A typical example of the preferred embodiment of the invention employs twenty-three, gauge (0.0269 inch) killed cold rolled sheet steel for the cabinet body. Preferably the sheet steel for the light fixture parts is slightly heavier, such as 20 gauge cold rolled steel (0.0344 inch). The light fixture encasement and sup porting member are preferably assembled by spot weld ing the parts to form the structure shown in FIG. 5. The
electrical junction box inside the fixture is provided with a steel cover plate 29 secured with sheet metal screws to protect the wiring. Normally two Watt incandescent lamps are recommended for use in the fixture.
It will be understood that numerous modifications recessed cabinet body with a demountable top light fixture, said cabinet body having a front face frame with a rearwardly-turned flange integral with and extending along the entire periphery of said frame and adapted to contact the wall surface and having a hinged mirror door attached to one side of said face frame, said light fixture having an upper encasement including a diffuser panel for the light source and being adapted to be surface-mounted on the wall, and having lower slidable sleeve members having. return flanges adapted to engage said front face frame of the cabinet for attachment thereto and a return flange forming a partition wall for said upper encasement, said light fixture having an interlocking device adapted to secure said light fixture to said cabinet body, said interlocking device comprising at least one inwardly bent tab portion formed on one of said return flanges, said cabinet body being reversible, whereby the direction of said door opening may be reversed by inverting said cabinet and attaching and securing said demountable light fixture to the thus inverted uppermost portion of the face frame.
2. The combination as recited in claim 1, in which said interlocking device consists of an inwardly bent tab portion formed on the return flange of the slidable sleeve at each side of the fixture attachment member, adapted to engage beneath said rearwardly turned flange of said face frame when said slidable sleeves are ture to said cabinet body comprises an inwardly bent tab portion formed on said partition wall-formin return flange adapted to engage beneath said rearwardly turned flange of said face frame when said light fixture is to be attached to said cabinet.

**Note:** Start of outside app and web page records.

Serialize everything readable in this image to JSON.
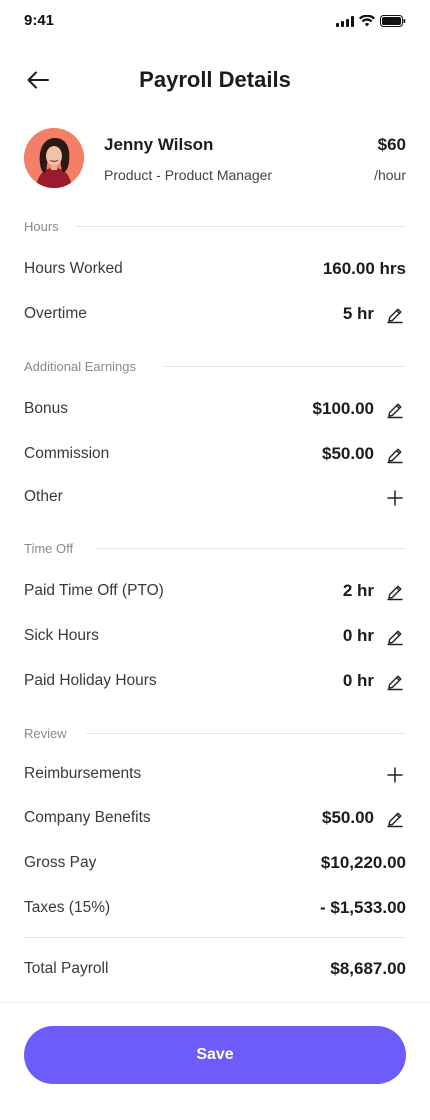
{
  "status_bar": {
    "time": "9:41"
  },
  "header": {
    "title": "Payroll Details"
  },
  "employee": {
    "name": "Jenny Wilson",
    "role": "Product - Product Manager",
    "rate": "$60",
    "rate_unit": "/hour"
  },
  "sections": {
    "hours": {
      "label": "Hours",
      "hours_worked": {
        "label": "Hours Worked",
        "value": "160.00 hrs"
      },
      "overtime": {
        "label": "Overtime",
        "value": "5 hr"
      }
    },
    "additional_earnings": {
      "label": "Additional Earnings",
      "bonus": {
        "label": "Bonus",
        "value": "$100.00"
      },
      "commission": {
        "label": "Commission",
        "value": "$50.00"
      },
      "other": {
        "label": "Other"
      }
    },
    "time_off": {
      "label": "Time Off",
      "pto": {
        "label": "Paid Time Off (PTO)",
        "value": "2 hr"
      },
      "sick": {
        "label": "Sick Hours",
        "value": "0 hr"
      },
      "holiday": {
        "label": "Paid Holiday Hours",
        "value": "0 hr"
      }
    },
    "review": {
      "label": "Review",
      "reimbursements": {
        "label": "Reimbursements"
      },
      "benefits": {
        "label": "Company Benefits",
        "value": "$50.00"
      },
      "gross": {
        "label": "Gross Pay",
        "value": "$10,220.00"
      },
      "taxes": {
        "label": "Taxes (15%)",
        "value": "- $1,533.00"
      }
    }
  },
  "total": {
    "label": "Total Payroll",
    "value": "$8,687.00"
  },
  "actions": {
    "save_label": "Save"
  },
  "colors": {
    "primary": "#6d5cfa",
    "avatar_bg": "#f27f66"
  },
  "icons": {
    "back": "arrow-left-icon",
    "edit": "pencil-icon",
    "add": "plus-icon"
  }
}
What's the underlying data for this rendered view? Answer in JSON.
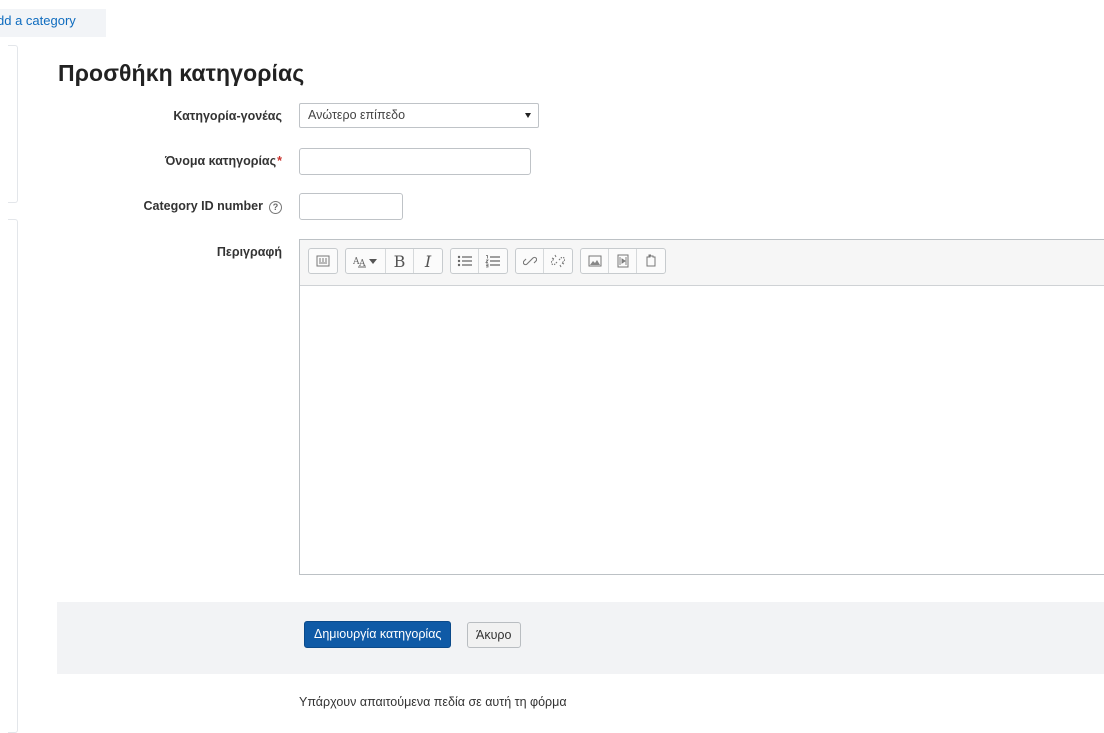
{
  "breadcrumb": {
    "label": "dd a category"
  },
  "page": {
    "title": "Προσθήκη κατηγορίας"
  },
  "form": {
    "parent_label": "Κατηγορία-γονέας",
    "parent_value": "Ανώτερο επίπεδο",
    "name_label": "Όνομα κατηγορίας",
    "required_mark": "*",
    "name_value": "",
    "idnumber_label": "Category ID number",
    "help_glyph": "?",
    "idnumber_value": "",
    "description_label": "Περιγραφή"
  },
  "toolbar": {
    "groups": [
      [
        {
          "name": "toolbar-toggle-icon"
        }
      ],
      [
        {
          "name": "text-style-icon"
        },
        {
          "name": "bold-icon",
          "glyph": "B"
        },
        {
          "name": "italic-icon",
          "glyph": "I"
        }
      ],
      [
        {
          "name": "unordered-list-icon"
        },
        {
          "name": "ordered-list-icon"
        }
      ],
      [
        {
          "name": "link-icon"
        },
        {
          "name": "unlink-icon"
        }
      ],
      [
        {
          "name": "image-icon"
        },
        {
          "name": "media-icon"
        },
        {
          "name": "manage-files-icon"
        }
      ]
    ]
  },
  "actions": {
    "submit_label": "Δημιουργία κατηγορίας",
    "cancel_label": "Άκυρο"
  },
  "footer": {
    "required_note": "Υπάρχουν απαιτούμενα πεδία σε αυτή τη φόρμα"
  },
  "colors": {
    "primary": "#0f5aa6",
    "link": "#0f6cbf",
    "required": "#c9312c",
    "actions_bg": "#f2f3f5"
  }
}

4. The combination as recited in claim 1 in which said diffuser consists of a preformed panel of rigid, translucent sheet material disposed in two planes with their longitudinal axes parallel to the front of said cabinet, the first of said planes being adjacent said cabinet front and horizontal, to provide diffuse illumination directed downwardly toward said mirror and the horizontal surfaces below said cabinet, the second of said planes extending upwardly and ourwardly from said first plane at an obtuse angle thereto, to provide diffuse illumination directed outwardly and downwardly toward a person viewing himself in said mirror.
5. The combination as recited in claim 4, wherein said obtuse angle is between about and about